ACTION ITEM:
Search the entries below for "header" and copy each matching line.

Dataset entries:
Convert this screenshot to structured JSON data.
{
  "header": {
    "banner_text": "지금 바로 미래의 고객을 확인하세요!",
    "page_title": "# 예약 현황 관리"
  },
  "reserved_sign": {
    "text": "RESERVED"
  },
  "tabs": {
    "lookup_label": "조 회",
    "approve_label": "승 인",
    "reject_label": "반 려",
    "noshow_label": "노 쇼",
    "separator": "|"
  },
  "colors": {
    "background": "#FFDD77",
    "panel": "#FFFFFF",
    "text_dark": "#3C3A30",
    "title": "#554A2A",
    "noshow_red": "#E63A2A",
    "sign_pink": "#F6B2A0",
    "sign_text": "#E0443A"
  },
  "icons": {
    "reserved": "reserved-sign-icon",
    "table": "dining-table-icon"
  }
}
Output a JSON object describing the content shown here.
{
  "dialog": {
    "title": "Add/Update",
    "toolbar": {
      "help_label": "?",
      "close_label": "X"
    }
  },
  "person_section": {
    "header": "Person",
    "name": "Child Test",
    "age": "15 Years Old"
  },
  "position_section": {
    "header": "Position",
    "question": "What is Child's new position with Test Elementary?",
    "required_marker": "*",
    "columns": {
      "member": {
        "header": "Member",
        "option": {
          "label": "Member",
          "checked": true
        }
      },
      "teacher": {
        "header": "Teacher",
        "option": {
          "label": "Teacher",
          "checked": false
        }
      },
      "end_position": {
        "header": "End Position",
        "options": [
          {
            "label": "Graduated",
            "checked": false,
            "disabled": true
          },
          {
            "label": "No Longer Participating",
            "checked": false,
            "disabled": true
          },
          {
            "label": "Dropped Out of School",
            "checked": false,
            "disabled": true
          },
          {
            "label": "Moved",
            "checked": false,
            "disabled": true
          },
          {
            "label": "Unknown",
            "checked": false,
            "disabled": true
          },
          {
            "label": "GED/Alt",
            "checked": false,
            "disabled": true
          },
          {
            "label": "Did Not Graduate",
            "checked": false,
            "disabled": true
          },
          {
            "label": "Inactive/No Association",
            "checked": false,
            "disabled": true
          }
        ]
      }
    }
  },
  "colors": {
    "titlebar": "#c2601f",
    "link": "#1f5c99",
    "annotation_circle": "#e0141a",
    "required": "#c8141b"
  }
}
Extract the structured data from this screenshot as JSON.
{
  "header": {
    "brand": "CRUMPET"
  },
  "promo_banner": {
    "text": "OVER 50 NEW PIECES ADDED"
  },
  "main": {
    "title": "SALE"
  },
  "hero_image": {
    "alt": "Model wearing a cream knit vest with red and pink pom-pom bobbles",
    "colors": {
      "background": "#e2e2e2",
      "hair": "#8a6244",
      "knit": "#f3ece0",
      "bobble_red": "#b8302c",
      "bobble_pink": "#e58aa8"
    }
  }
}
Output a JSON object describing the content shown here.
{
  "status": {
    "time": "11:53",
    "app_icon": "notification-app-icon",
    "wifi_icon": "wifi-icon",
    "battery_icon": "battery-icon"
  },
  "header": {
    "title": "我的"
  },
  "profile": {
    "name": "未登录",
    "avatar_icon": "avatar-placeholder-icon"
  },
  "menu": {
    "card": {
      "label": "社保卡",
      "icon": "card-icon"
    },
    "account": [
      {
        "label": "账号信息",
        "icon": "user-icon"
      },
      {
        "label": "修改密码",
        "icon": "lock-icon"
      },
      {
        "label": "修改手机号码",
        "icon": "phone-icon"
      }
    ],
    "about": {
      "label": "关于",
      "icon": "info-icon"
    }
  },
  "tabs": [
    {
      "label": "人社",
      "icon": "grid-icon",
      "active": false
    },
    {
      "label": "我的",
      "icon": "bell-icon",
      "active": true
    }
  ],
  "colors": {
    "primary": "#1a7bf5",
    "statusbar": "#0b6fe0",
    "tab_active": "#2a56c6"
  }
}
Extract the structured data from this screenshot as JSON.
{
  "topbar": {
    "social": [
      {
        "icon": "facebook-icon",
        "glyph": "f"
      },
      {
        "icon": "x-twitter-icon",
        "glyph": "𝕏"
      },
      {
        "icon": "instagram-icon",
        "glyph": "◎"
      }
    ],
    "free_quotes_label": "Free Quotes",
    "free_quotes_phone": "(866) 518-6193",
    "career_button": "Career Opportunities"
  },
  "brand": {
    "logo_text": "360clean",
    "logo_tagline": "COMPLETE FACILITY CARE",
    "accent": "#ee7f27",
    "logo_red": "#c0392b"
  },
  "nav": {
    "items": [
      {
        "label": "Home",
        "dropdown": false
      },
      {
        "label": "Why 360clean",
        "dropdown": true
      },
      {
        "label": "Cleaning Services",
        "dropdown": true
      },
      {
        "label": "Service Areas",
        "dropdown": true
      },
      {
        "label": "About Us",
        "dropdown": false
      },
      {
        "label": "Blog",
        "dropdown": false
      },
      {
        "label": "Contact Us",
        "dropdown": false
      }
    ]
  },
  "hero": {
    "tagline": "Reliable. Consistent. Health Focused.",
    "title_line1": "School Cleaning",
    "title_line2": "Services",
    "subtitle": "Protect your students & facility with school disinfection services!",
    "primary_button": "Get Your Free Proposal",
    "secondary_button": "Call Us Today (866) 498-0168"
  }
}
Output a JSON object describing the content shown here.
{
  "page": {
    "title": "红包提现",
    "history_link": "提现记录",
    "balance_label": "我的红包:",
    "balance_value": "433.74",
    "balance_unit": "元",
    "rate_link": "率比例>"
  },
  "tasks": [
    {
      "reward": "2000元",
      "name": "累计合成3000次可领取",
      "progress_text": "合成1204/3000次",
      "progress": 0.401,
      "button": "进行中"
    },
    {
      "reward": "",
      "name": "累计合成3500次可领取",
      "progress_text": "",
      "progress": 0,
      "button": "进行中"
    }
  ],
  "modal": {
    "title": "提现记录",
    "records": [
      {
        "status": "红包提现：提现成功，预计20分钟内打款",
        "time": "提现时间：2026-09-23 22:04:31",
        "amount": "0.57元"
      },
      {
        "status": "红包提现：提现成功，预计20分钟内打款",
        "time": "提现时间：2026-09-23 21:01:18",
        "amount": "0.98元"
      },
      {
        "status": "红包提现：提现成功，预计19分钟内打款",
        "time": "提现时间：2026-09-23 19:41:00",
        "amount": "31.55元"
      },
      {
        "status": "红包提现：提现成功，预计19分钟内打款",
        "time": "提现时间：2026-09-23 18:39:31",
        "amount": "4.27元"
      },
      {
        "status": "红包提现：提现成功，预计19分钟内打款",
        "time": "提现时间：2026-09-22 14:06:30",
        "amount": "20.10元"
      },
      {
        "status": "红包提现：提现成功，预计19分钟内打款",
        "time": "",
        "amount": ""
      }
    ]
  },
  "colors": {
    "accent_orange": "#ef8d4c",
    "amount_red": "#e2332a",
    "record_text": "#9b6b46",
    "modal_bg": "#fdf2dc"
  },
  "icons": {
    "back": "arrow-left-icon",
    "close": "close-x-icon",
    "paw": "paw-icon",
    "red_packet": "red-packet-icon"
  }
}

SOLUTION FOR THIS PROBLEM:
  "header": {
    "header": "Person",
    "header": "Position",
        "header": "Member",
        "header": "Teacher",
        "header": "End Position",
  "header": {
  "header": {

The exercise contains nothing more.